Explore the National ANZAC Centre
In a uniquely immersive way, visitors to the centre can follow the personal stories of ANZAC-related figures who departed from the Port of Albany through interactive media, artefacts, film, photographs and audio. At the end of the museum walk-through, you'll have the chance to pay respects on an interactive tribute wall.
The centre is located next to the Princess Royal Fortress. There are also battery guns, a commemorative Convoy Walk and panoramic views over King George Sound to enjoy.
Visit the Gap and Natural Bridge

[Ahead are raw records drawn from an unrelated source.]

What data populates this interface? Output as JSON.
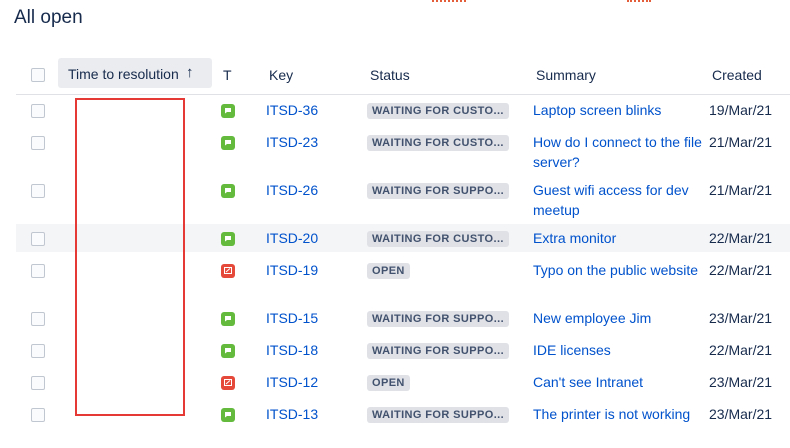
{
  "page": {
    "title": "All open"
  },
  "table": {
    "columns": {
      "time_to_resolution": "Time to resolution",
      "sort_arrow": "↑",
      "type": "T",
      "key": "Key",
      "status": "Status",
      "summary": "Summary",
      "created": "Created"
    },
    "rows": [
      {
        "type": "comment-icon",
        "key": "ITSD-36",
        "status": "WAITING FOR CUSTO...",
        "summary": "Laptop screen blinks",
        "created": "19/Mar/21"
      },
      {
        "type": "comment-icon",
        "key": "ITSD-23",
        "status": "WAITING FOR CUSTO...",
        "summary": "How do I connect to the file server?",
        "created": "21/Mar/21"
      },
      {
        "type": "comment-icon",
        "key": "ITSD-26",
        "status": "WAITING FOR SUPPO...",
        "summary": "Guest wifi access for dev meetup",
        "created": "21/Mar/21"
      },
      {
        "type": "comment-icon",
        "key": "ITSD-20",
        "status": "WAITING FOR CUSTO...",
        "summary": "Extra monitor",
        "created": "22/Mar/21"
      },
      {
        "type": "incident-icon",
        "key": "ITSD-19",
        "status": "OPEN",
        "summary": "Typo on the public website",
        "created": "22/Mar/21"
      },
      {
        "type": "comment-icon",
        "key": "ITSD-15",
        "status": "WAITING FOR SUPPO...",
        "summary": "New employee Jim",
        "created": "23/Mar/21"
      },
      {
        "type": "comment-icon",
        "key": "ITSD-18",
        "status": "WAITING FOR SUPPO...",
        "summary": "IDE licenses",
        "created": "22/Mar/21"
      },
      {
        "type": "incident-icon",
        "key": "ITSD-12",
        "status": "OPEN",
        "summary": "Can't see Intranet",
        "created": "23/Mar/21"
      },
      {
        "type": "comment-icon",
        "key": "ITSD-13",
        "status": "WAITING FOR SUPPO...",
        "summary": "The printer is not working",
        "created": "23/Mar/21"
      }
    ]
  },
  "colors": {
    "link": "#0052cc",
    "comment_icon": "#63ba3c",
    "incident_icon": "#e5493a",
    "highlight_row": "#f4f5f7",
    "redaction_box": "#e53935"
  }
}
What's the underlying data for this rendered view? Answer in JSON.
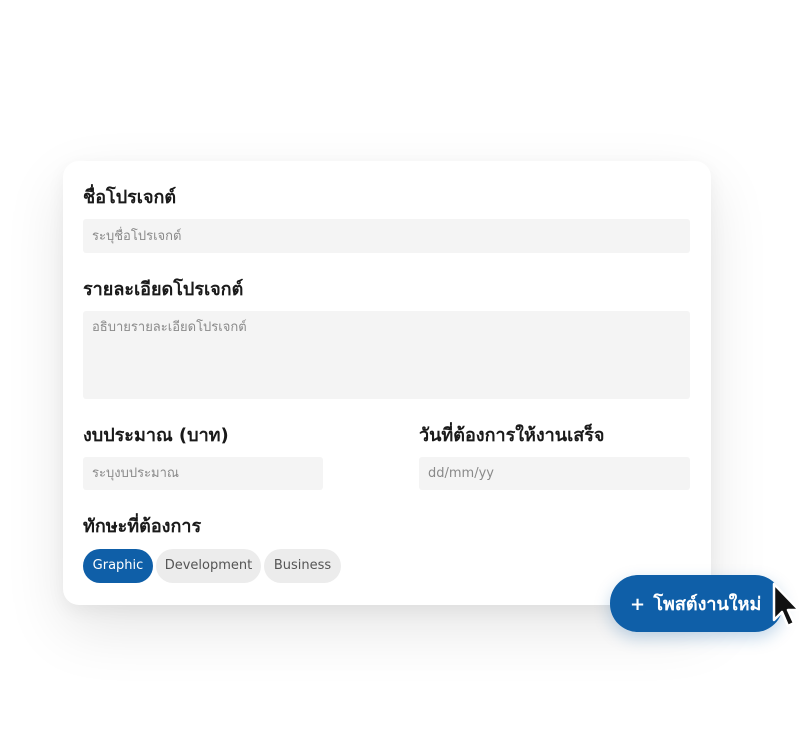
{
  "form": {
    "project_name_label": "ชื่อโปรเจกต์",
    "project_name_placeholder": "ระบุชื่อโปรเจกต์",
    "project_detail_label": "รายละเอียดโปรเจกต์",
    "project_detail_placeholder": "อธิบายรายละเอียดโปรเจกต์",
    "budget_label": "งบประมาณ (บาท)",
    "budget_placeholder": "ระบุงบประมาณ",
    "deadline_label": "วันที่ต้องการให้งานเสร็จ",
    "deadline_placeholder": "dd/mm/yy",
    "skills_label": "ทักษะที่ต้องการ",
    "skills": [
      {
        "label": "Graphic",
        "selected": true
      },
      {
        "label": "Development",
        "selected": false
      },
      {
        "label": "Business",
        "selected": false
      }
    ]
  },
  "post_button": {
    "plus": "+",
    "label": "โพสต์งานใหม่"
  },
  "colors": {
    "primary": "#0f5fa8",
    "chip_inactive": "#ececec",
    "field_bg": "#f4f4f4"
  },
  "icons": {
    "cursor": "mouse-pointer-icon"
  }
}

The accessible viewing platform at the Gap is 40 metres above sea-level; anchored to stable rock, whereas the Natural Bridge offers a less confronting, but still picturesque window to the exposed coastline. Both lookouts are within the Torndirrup National Park and provide stellar views of the Southern Ocean, Bald Head and West Cape Howe.
Dive the HMAS Perth II wreck
Abandoned in 2001, this 133-metre long wreck is a must-visit for experienced divers. Much of the ship’s equipment has been left in place, and there’s plenty of coral and sponge growing as the wreck is maturing into an artificial reef.
Emu Point Beach is a great spot for kids due to its calm waters, Middleton Beach is an idyllic spot if you’re searching for crystal white sands, and if you’re hunting for a more secluded area, Little Beach at Two Peoples Bay provides lush greenery, gentle waves and incredible views of the surrounding granite headlands.
See the Blowholes in action
As its name suggests, this natural attraction occurs when water is forced into a crack in granite stones against the waves, it ‘blows’, and water spray is produced. The Blowholes can be reached on a 1.6-kilometre return walk trail - just be sure to keep away from the ocean at all times, as the path can become slippery in wet weather.
Stop and smell the sandalwood
Just a few kilometres north of the town centre, this eclectic shop sells beauty, health and lifestyle products inspired by sandalwood oil. Their expansive range of products includes anti-ageing skincare, bath salts, reed diffusers and even deodorant.
Board the Brig Amity
An extension of the Museum of the Great Southern, the Brig Amity is a full-scale replica of the original vessel that transported white settlers to Albany. Step on board to see what life on the Amity was like for those who arrived in the 19th century.
The attractions around the town centre are accessible by foot, but you’ll need a car to reach attractions that aren’t near the CBD. As there are a number of mountain bike tracks around Albany, there are multiple bike hire shops on offer, including Albany Cycle Hire and Bikes for the Trail.
What to pack
As there are tons of beaches and bays to explore, make sure you bring your bathers, a hat and loose clothing. Albany is known to experience frequent boughts of rain and cold spells, so a raincoat and jumper are a must if you’re visiting in winter months.
You’ll be driving along Albany Highway for most of the journey. It’s a safe, straight road that will transport you to the town centre – but as it’s quite a long journey, make sure you are well-rested and not fighting fatigue while on the road. The roads in and around Albany are well-signposted and generally sealed, but you may encounter a few dirt tracks when heading to secluded beaches or reserves. Read more long distance driving tips before setting off.
Keen to go whale-watching in the South West?
RAC members save 10% on whale-watching tours with Naturaliste Charters.
Last updated September 2020